I am looking to implement an auditing process on an instance I have on SQL Server 2017. However, I am not finding a complete conclusion on which auditing feature would be best to use for a DB with a lot of transactions. I only need to audit the DML statements and not the values (e.g. I would need to know about an UPDATE statement and who performed it and on which table but I do not need to know what the value of the column was before the update).
From my research I have excluded traces and extended events due to their performance impact.
I have also excluded change tracking since it cannot be used with partial containment and I have some DBs which are set to partial containment.
I am currently mostly between using SQL Audit feature (i.e. using server and database audit specifications) and triggers. I do understand that both the above methods will cause some overhead and that the performance impact depends on how much activity I am auditing, but given the same activity being audited (e.g. selects, inserts and updates on 10 tables), which one will cause the least performance impact between these two? I am planning to use an audit file (locally or on a separate fileshare) in case I use the SQL Audit feature (and not in the windows log file).
From my research I have also concluded that triggers have to be maintained with every schema change as well, so if SQL Audit feature does not cause a massive difference in performance (compared with triggers) I will go with it.

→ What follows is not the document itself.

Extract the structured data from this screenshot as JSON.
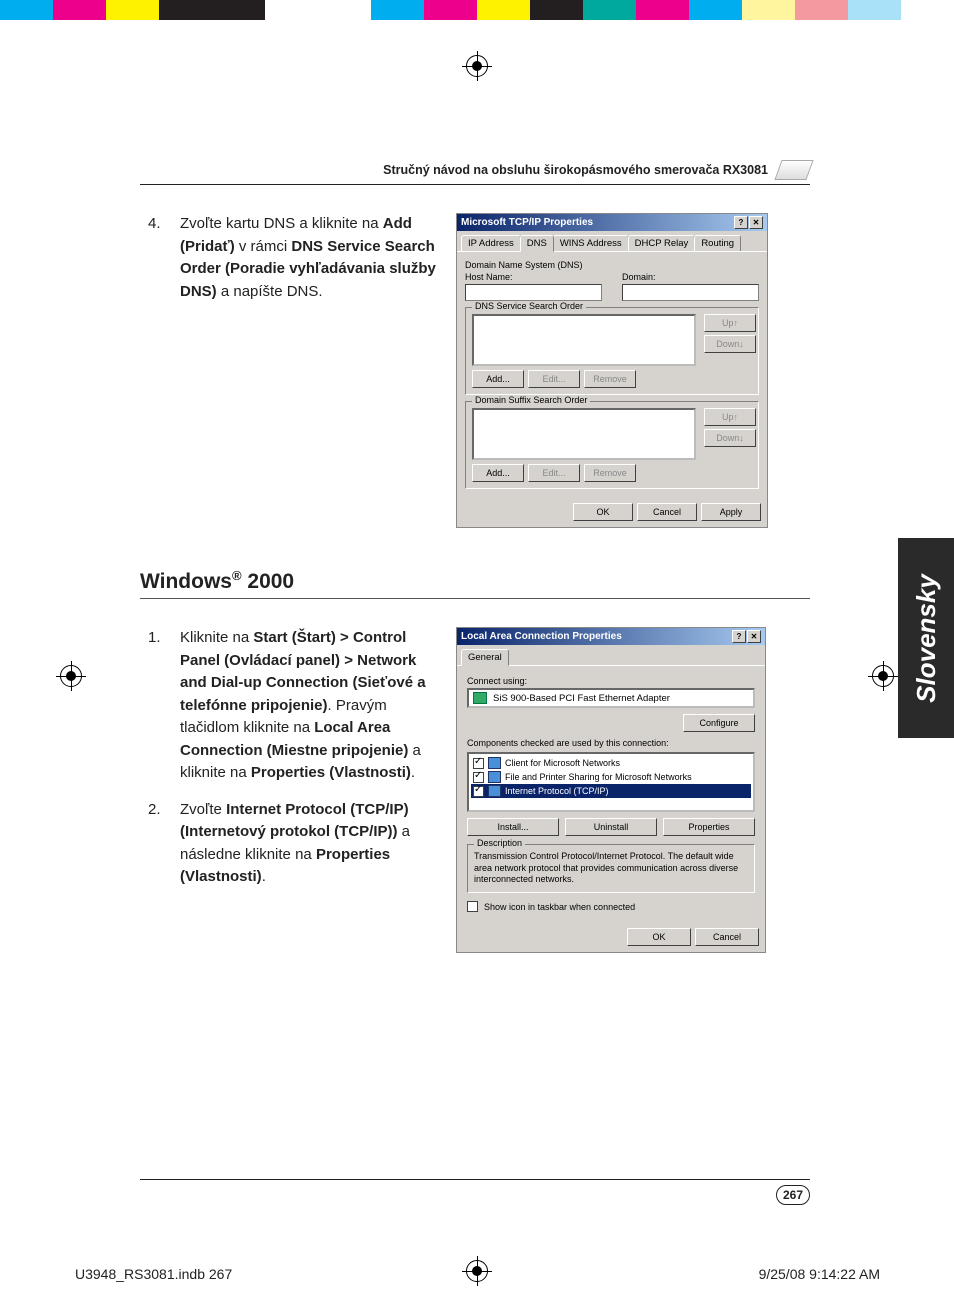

Also I am not sure whether change data capture or temporal tables will be a better solution compared to SQL Audit feature/triggers.
Any experience with these auditing methods and their performance impact would be greatly appreciated as information about this is highly limited.